- What is being asked -
Your copy should match the records exactly, apart from the pictures, which stay out.

- Provided material -
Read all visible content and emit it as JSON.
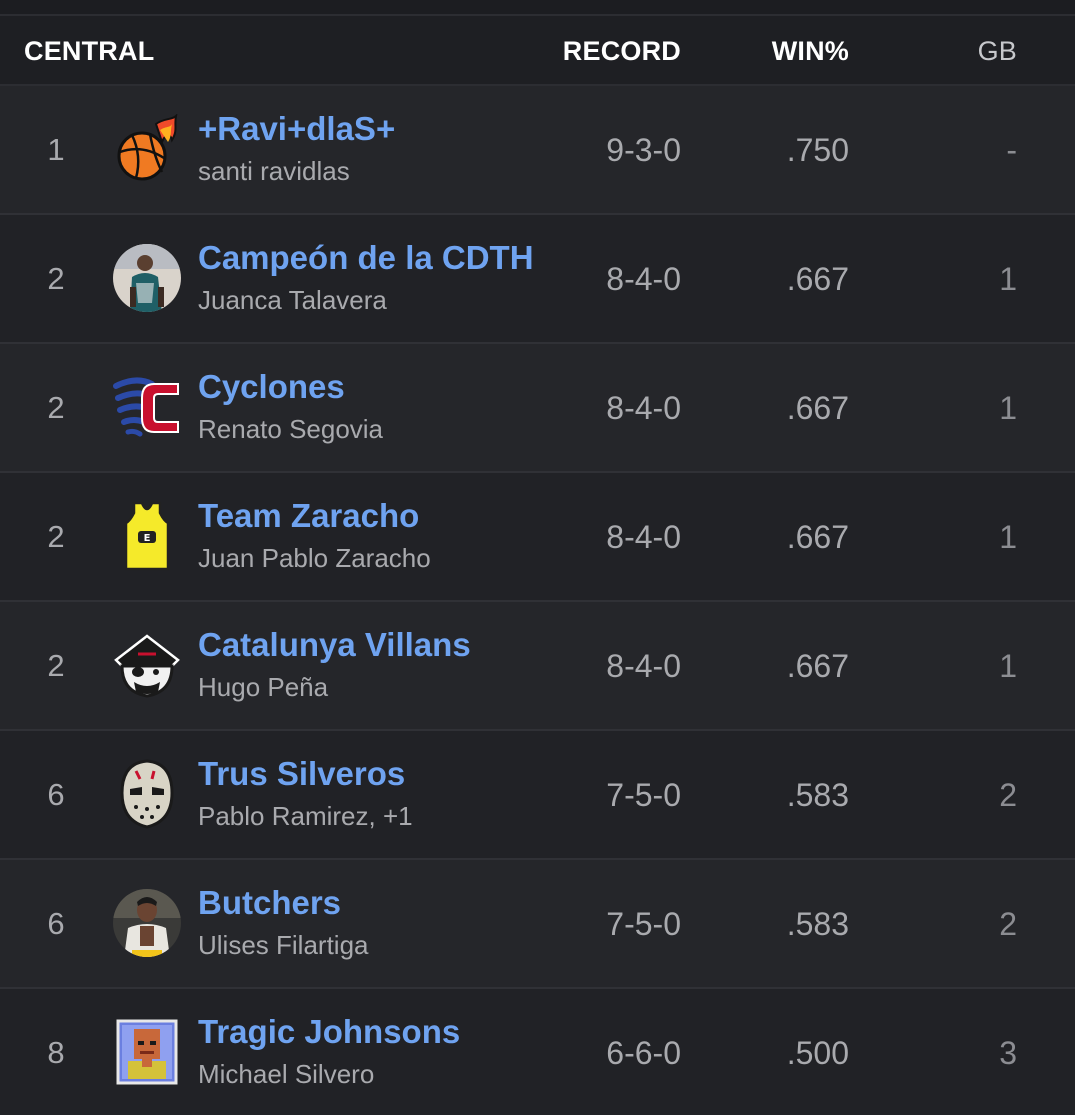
{
  "header": {
    "division": "CENTRAL",
    "record": "RECORD",
    "win_pct": "WIN%",
    "gb": "GB"
  },
  "teams": [
    {
      "rank": "1",
      "name": "+Ravi+dlaS+",
      "owner": "santi ravidlas",
      "record": "9-3-0",
      "win_pct": ".750",
      "gb": "-",
      "logo_icon": "flaming-basketball-icon"
    },
    {
      "rank": "2",
      "name": "Campeón de la CDTH",
      "owner": "Juanca Talavera",
      "record": "8-4-0",
      "win_pct": ".667",
      "gb": "1",
      "logo_icon": "player-photo-avatar"
    },
    {
      "rank": "2",
      "name": "Cyclones",
      "owner": "Renato Segovia",
      "record": "8-4-0",
      "win_pct": ".667",
      "gb": "1",
      "logo_icon": "cyclone-c-icon"
    },
    {
      "rank": "2",
      "name": "Team Zaracho",
      "owner": "Juan Pablo Zaracho",
      "record": "8-4-0",
      "win_pct": ".667",
      "gb": "1",
      "logo_icon": "jersey-icon"
    },
    {
      "rank": "2",
      "name": "Catalunya Villans",
      "owner": "Hugo Peña",
      "record": "8-4-0",
      "win_pct": ".667",
      "gb": "1",
      "logo_icon": "pirate-icon"
    },
    {
      "rank": "6",
      "name": "Trus Silveros",
      "owner": "Pablo Ramirez, +1",
      "record": "7-5-0",
      "win_pct": ".583",
      "gb": "2",
      "logo_icon": "hockey-mask-icon"
    },
    {
      "rank": "6",
      "name": "Butchers",
      "owner": "Ulises Filartiga",
      "record": "7-5-0",
      "win_pct": ".583",
      "gb": "2",
      "logo_icon": "player-photo-avatar"
    },
    {
      "rank": "8",
      "name": "Tragic Johnsons",
      "owner": "Michael Silvero",
      "record": "6-6-0",
      "win_pct": ".500",
      "gb": "3",
      "logo_icon": "pixel-portrait-icon"
    }
  ],
  "colors": {
    "background": "#1c1d21",
    "team_link": "#6fa3f0",
    "secondary_text": "#a9aaae",
    "header_text": "#ffffff"
  }
}
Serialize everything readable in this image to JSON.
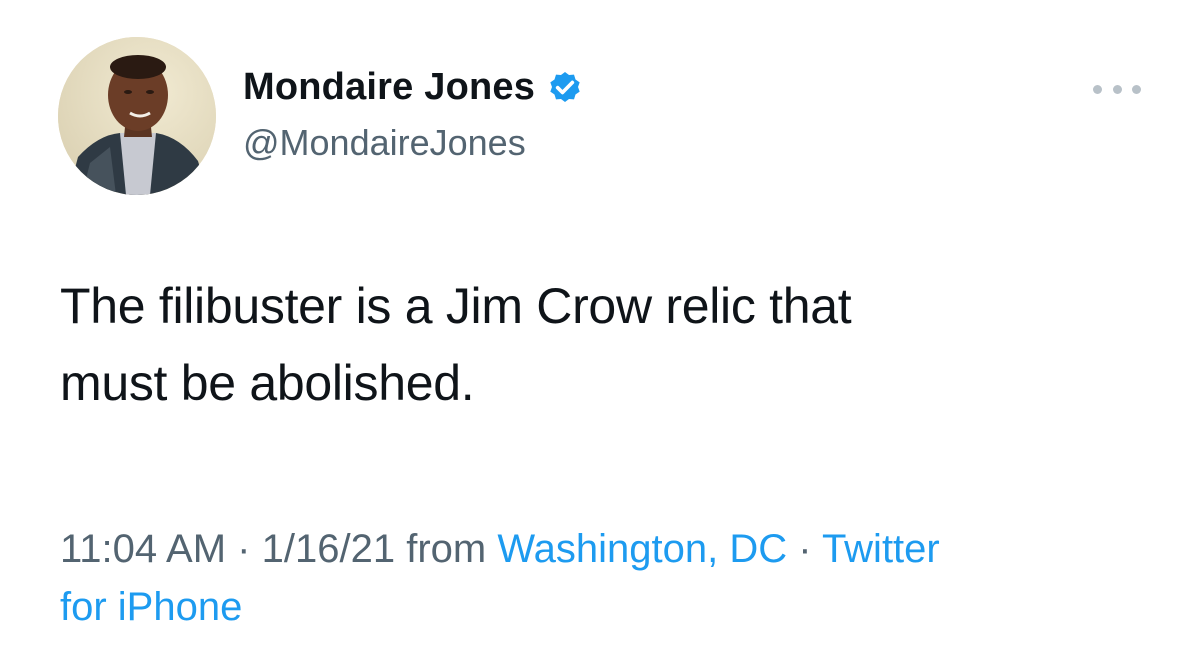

- Written answer -
Read all visible content and emit it as JSON.
{
  "header": {
    "division": "CENTRAL",
    "record": "RECORD",
    "win_pct": "WIN%",
    "gb": "GB"
  },
  "teams": [
    {
      "rank": "1",
      "name": "+Ravi+dlaS+",
      "owner": "santi ravidlas",
      "record": "9-3-0",
      "win_pct": ".750",
      "gb": "-",
      "logo_icon": "flaming-basketball-icon"
    },
    {
      "rank": "2",
      "name": "Campeón de la CDTH",
      "owner": "Juanca Talavera",
      "record": "8-4-0",
      "win_pct": ".667",
      "gb": "1",
      "logo_icon": "player-photo-avatar"
    },
    {
      "rank": "2",
      "name": "Cyclones",
      "owner": "Renato Segovia",
      "record": "8-4-0",
      "win_pct": ".667",
      "gb": "1",
      "logo_icon": "cyclone-c-icon"
    },
    {
      "rank": "2",
      "name": "Team Zaracho",
      "owner": "Juan Pablo Zaracho",
      "record": "8-4-0",
      "win_pct": ".667",
      "gb": "1",
      "logo_icon": "jersey-icon"
    },
    {
      "rank": "2",
      "name": "Catalunya Villans",
      "owner": "Hugo Peña",
      "record": "8-4-0",
      "win_pct": ".667",
      "gb": "1",
      "logo_icon": "pirate-icon"
    },
    {
      "rank": "6",
      "name": "Trus Silveros",
      "owner": "Pablo Ramirez, +1",
      "record": "7-5-0",
      "win_pct": ".583",
      "gb": "2",
      "logo_icon": "hockey-mask-icon"
    },
    {
      "rank": "6",
      "name": "Butchers",
      "owner": "Ulises Filartiga",
      "record": "7-5-0",
      "win_pct": ".583",
      "gb": "2",
      "logo_icon": "player-photo-avatar"
    },
    {
      "rank": "8",
      "name": "Tragic Johnsons",
      "owner": "Michael Silvero",
      "record": "6-6-0",
      "win_pct": ".500",
      "gb": "3",
      "logo_icon": "pixel-portrait-icon"
    }
  ],
  "colors": {
    "background": "#1c1d21",
    "team_link": "#6fa3f0",
    "secondary_text": "#a9aaae",
    "header_text": "#ffffff"
  }
}
Serialize everything readable in this image to JSON.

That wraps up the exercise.